Dear care and feeding,
My husband and I had our daughter when she was a baby, mainly due to religious pressure from his side of the family. I felt like I never had that doting bond that parents talk about: I was diligent with her physical needs, tried to help her do fun things she enjoyed (hobbies, sports, special classes), and I wasn’t a screaming or emotionally mean parent. . But I always felt like she was faking more than vague warmth. I didn’t have a mother growing up, so I also didn’t know what she was supposed to be. She definitely wasn’t the best, but I tried to attract other women who could help me fill the shoes that I couldn’t: my husband’s sisters, his school friends’ mothers, a godmother, and encourage them to be close. . Still, I was relieved when she started her career and lived independently because I was able to stop trying so hard. Things have been much easier since then and she seems to have done well. She and her husband are now expecting a baby and she asked me to accompany her to family therapy because, in her words, “pregnancy generates a lot of feelings.”
I don’t know if I should go or not: I’ve never told her how I feel and it seems cruel and useless to let that come up in therapy, but also, she never asks me for anything as an adult. I don’t want her to suffer, I just don’t think this is going to help. What should I do here?
Dear future grandmother,
Of course, I can’t know for sure what feelings the pregnancy has awakened in your daughter, but I have to imagine that she asks you to come with her to family therapy because she feels something is wrong or missing, and she wants things to get better. be better among you? Making things better, even if it’s mainly for her, or so you can be a part of your grandchild’s life, seems like enough of a reason to go.

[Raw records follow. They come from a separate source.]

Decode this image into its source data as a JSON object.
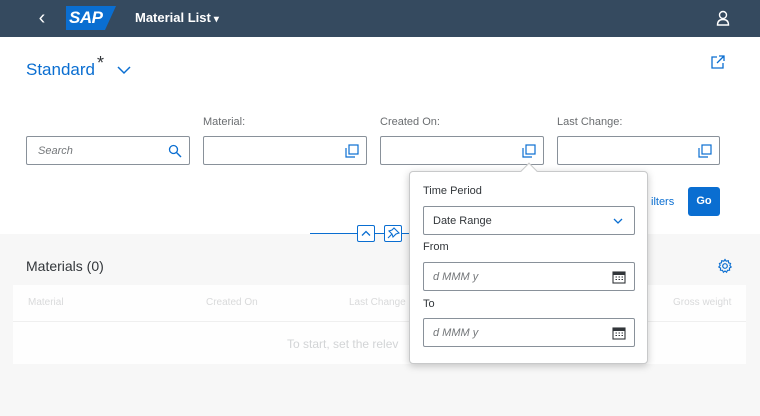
{
  "shell": {
    "logo_text": "SAP",
    "app_title": "Material List",
    "title_caret": "▾",
    "back_glyph": "‹"
  },
  "variant": {
    "name": "Standard",
    "modified_marker": "*",
    "chevron": "⌵"
  },
  "filters": {
    "search_placeholder": "Search",
    "material_label": "Material:",
    "created_on_label": "Created On:",
    "last_change_label": "Last Change:",
    "adapt_filters_partial": "ilters",
    "go_label": "Go"
  },
  "materials": {
    "title": "Materials (0)",
    "columns": [
      "Material",
      "Created On",
      "Last Change",
      "Gross weight"
    ],
    "no_data_partial": "To start, set the relev"
  },
  "popover": {
    "time_period_label": "Time Period",
    "time_period_value": "Date Range",
    "from_label": "From",
    "from_placeholder": "d MMM y",
    "to_label": "To",
    "to_placeholder": "d MMM y"
  },
  "colors": {
    "shell_bg": "#354a5f",
    "brand_blue": "#0a6ed1",
    "page_bg": "#f7f7f7"
  }
}
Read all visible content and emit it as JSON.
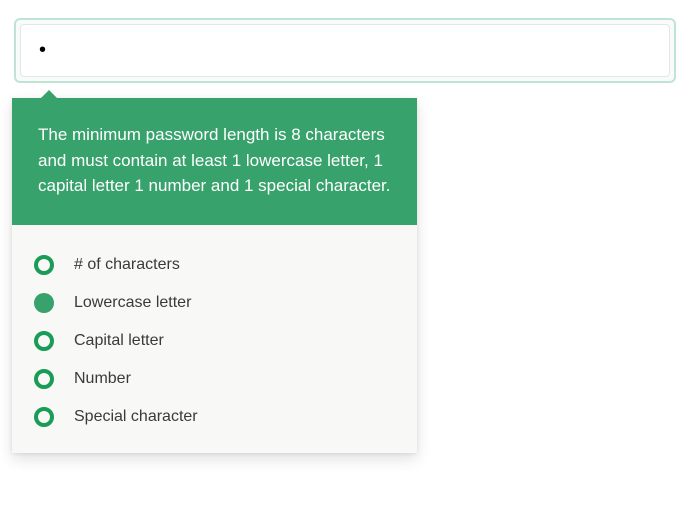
{
  "input": {
    "value": "•",
    "placeholder": ""
  },
  "popover": {
    "instructions": "The minimum password length is 8 characters and must contain at least 1 lowercase letter, 1 capital letter 1 number and 1 special character."
  },
  "rules": [
    {
      "label": "# of characters",
      "met": false
    },
    {
      "label": "Lowercase letter",
      "met": true
    },
    {
      "label": "Capital letter",
      "met": false
    },
    {
      "label": "Number",
      "met": false
    },
    {
      "label": "Special character",
      "met": false
    }
  ],
  "colors": {
    "accent": "#37a26b",
    "ring": "#1a9c56"
  }
}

You don’t really say what your daughter means to you, or whether you want to have a close, loving relationship with her and your future grandchild. But let’s assume that you really love and care for your child and her future grandchild, even if you feel like you’re not the best at showing it. In that case, you could go to family therapy with an open mind and try to participate in the hopes that you and your daughter will end up having a better and/or closer relationship. I understand that you have reservations about what you might say, and I certainly wouldn’t plan on telling her that you feel like you’re faking your affection for her (although I think there’s a big difference between that and feeling like being a parent doesn’t come naturally to you). It might make sense for you to attend the sessions and be prepared to listen and think primarily about what she tells you at first, rather than telling you everything about her own parenting decisions.
I am sure that family therapy can be of great help. But I also believe that you will get nowhere if only one person puts in the effort. If the relationship with your daughter is not of great importance to you (I’m not trying to make assumptions or sound harsh, but you mentioned that you don’t want to “try so hard”!), I think it’s a shame, but I doubt that family therapy would do help in that case. Still, if I were you, I would want to go and do everything I can to try to ease my son’s pain and strengthen our relationship.

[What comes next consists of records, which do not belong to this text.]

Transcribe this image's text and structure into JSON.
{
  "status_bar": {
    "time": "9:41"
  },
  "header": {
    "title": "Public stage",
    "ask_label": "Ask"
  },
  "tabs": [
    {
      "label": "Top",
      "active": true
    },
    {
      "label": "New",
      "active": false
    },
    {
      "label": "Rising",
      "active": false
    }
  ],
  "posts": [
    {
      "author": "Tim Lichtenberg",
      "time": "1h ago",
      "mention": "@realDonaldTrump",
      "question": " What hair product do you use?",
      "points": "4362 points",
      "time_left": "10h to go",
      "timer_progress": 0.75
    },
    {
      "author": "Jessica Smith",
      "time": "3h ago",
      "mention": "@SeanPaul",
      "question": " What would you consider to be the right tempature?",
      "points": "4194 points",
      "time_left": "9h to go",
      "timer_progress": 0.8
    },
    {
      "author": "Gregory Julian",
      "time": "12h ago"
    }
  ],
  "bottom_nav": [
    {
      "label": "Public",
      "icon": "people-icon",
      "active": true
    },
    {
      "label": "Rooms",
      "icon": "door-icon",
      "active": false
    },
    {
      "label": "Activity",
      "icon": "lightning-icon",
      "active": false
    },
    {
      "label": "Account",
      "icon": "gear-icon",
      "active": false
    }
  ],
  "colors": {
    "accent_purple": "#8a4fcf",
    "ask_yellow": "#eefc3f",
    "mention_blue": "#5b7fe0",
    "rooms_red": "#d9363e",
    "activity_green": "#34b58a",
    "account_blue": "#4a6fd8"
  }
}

More whiteboard tips
My wife and I divorced when my daughter was 6 and I was 43. I love my daughter to death, I marveled at her growing up, I enjoyed her love and I returned the same. I still love her very much, but something is wrong in our relationship. He has no problem ignoring my texts, much less my calls. It hurts me a lot when she rejects me.
She’ll say, “I never answer anyone’s texts,” but Respond immediately to anyone’s text messages during those rare times when we are together.